By Chris Blasinsky
ALEXANDRIA, VA—NACS CSX data for the month of April paints a picture that may not surprise most retailers, although there are some bright spots.
Throughout April, convenience stores nationwide continued to heed federal and local guidance that limited customer access to self-serve foodservice like roller grill, bakery cases, coffee and dispensed beverages. April CSX data reflect these operational changes, with per store/per month foodservice sales down by 17.3%, compared with April 2019.
Among the foodservice subcategories, per store/per month prepared food sales were down 12.8%—but up from 19.8% in March. Hot dispensed beverage sales took a huge hit in April, down 40.9%, as well as cold dispensed beverages (down 28.7%) and frozen dispensed beverages (down 25.7%). Commissary, which was a bright spot in March (down 0.9%), saw a per store/per month sales decline of 17.5%.
Also, compared with the year-ago period, per store/per month NACS CSX data for April 2020 reveal a:
- 55.3% drop in fuel sales
- 39.3% drop in total sales
- 33.4% drop in fuel gallons
- 24.1% drop in total transactions
Inside the store, merchandise sales performed well in April: Per store/per month in-store merchandise sales (excluding cigarettes) increased 5.7% in April, compared with April 2019, while cigarette sales grew 6.4% and beer/wine/liquor sales rose 25.7%.
Other categories that saw a significant uptick in April 2020, compared with April 2019:
- Perishable grocery: +101.1%

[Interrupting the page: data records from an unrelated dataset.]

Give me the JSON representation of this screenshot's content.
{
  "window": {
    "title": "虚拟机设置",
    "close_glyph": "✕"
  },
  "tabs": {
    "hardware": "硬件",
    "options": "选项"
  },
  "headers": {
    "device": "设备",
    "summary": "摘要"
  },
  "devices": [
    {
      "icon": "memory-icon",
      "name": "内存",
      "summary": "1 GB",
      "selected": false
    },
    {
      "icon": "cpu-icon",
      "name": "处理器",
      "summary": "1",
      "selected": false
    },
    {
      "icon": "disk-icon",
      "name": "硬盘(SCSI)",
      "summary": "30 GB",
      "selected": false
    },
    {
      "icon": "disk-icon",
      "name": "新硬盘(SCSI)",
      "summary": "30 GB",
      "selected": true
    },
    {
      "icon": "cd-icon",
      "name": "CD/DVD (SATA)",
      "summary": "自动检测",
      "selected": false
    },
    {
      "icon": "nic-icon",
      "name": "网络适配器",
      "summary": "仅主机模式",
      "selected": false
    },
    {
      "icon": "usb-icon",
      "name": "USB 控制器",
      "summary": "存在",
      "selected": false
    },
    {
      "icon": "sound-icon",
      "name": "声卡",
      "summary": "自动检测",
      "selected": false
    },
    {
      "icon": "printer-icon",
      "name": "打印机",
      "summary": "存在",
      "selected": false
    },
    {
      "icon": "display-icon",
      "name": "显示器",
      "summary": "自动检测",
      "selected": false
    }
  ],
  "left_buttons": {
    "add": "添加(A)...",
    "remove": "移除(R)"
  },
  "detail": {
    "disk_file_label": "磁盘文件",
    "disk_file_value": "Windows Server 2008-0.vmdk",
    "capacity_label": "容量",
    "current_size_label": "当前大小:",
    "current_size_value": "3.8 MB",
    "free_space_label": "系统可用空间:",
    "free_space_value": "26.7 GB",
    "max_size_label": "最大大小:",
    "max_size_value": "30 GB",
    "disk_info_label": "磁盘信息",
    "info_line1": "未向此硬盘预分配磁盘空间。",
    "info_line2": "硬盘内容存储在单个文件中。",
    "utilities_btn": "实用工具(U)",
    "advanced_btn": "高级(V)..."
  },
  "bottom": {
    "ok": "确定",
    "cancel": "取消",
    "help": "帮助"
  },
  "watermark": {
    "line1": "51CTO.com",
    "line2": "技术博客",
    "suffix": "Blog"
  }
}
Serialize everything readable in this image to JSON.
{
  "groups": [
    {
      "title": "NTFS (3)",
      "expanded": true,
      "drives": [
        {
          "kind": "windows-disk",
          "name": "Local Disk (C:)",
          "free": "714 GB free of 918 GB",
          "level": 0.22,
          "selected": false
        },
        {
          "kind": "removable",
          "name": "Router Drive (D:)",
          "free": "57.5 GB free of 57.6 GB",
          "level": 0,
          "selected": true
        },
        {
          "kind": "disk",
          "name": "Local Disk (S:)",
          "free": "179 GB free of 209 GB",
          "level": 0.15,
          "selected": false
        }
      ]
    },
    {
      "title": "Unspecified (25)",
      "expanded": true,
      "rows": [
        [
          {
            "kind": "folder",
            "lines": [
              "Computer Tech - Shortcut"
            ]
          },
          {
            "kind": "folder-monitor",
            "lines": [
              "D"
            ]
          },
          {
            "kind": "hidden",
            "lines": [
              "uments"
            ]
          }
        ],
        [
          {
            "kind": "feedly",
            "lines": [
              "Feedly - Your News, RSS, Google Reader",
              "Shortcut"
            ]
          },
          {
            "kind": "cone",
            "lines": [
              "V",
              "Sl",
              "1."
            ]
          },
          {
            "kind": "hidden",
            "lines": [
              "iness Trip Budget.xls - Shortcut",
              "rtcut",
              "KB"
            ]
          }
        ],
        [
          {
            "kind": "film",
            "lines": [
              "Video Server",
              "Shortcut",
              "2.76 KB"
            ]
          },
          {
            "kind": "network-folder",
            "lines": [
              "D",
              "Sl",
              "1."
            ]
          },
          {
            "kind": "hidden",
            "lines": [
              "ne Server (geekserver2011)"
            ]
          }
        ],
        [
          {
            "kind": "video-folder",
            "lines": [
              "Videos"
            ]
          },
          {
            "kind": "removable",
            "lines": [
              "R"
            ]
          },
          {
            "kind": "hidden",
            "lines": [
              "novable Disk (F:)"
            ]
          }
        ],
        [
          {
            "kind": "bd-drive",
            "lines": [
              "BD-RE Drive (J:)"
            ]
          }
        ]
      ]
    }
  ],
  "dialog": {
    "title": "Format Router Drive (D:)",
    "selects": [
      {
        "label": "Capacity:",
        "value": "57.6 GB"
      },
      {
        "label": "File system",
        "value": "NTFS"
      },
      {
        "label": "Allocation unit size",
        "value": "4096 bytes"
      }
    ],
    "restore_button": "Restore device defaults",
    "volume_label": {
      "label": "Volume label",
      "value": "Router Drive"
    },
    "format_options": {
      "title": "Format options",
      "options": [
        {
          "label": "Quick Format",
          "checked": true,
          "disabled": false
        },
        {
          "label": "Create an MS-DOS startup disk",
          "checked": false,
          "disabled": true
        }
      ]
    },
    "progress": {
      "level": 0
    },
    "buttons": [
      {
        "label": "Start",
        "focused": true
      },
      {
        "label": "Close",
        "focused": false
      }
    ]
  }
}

- Packaged bread: +33.7%
- Fluid milk products: +19.5%
- Non-edible grocery: +17.7%
(Data is reported in accordance with NACS Category Definitions)
Meanwhile, CSX per store/per month data from January to April 2019, compared with January to April 2020, shows that fuel sales fell 18.2% and foodservice sales dropped 3.8%. Here are more topline comparisons:
“Looking at April data, clearly our industry is not out of the woods yet. But when we look at 2020 CSX data from January to April, there are signals that suggest retailers may come out of the harder-hit pandemic months a bit more unscathed than perhaps anticipated, which also speaks volumes to our industry’s resiliency during challenging times,” said Chris Rapanick, director of business development at NACS.
NACS CSX data is a subset of the annual NACS State of the Industry data received from monthly subscribers; the data is representative of all NACS regions. CSX is a dynamic, self-reported subscription database serving the convenience and fuel retailing industry and its stakeholders. For more information, visit convenience.org/CSX or email Chris Rapanick.
Chris Blasinsky is the NACS content communications strategist; she can be reached at firstname.lastname@example.org, and on Twitter and LinkedIn.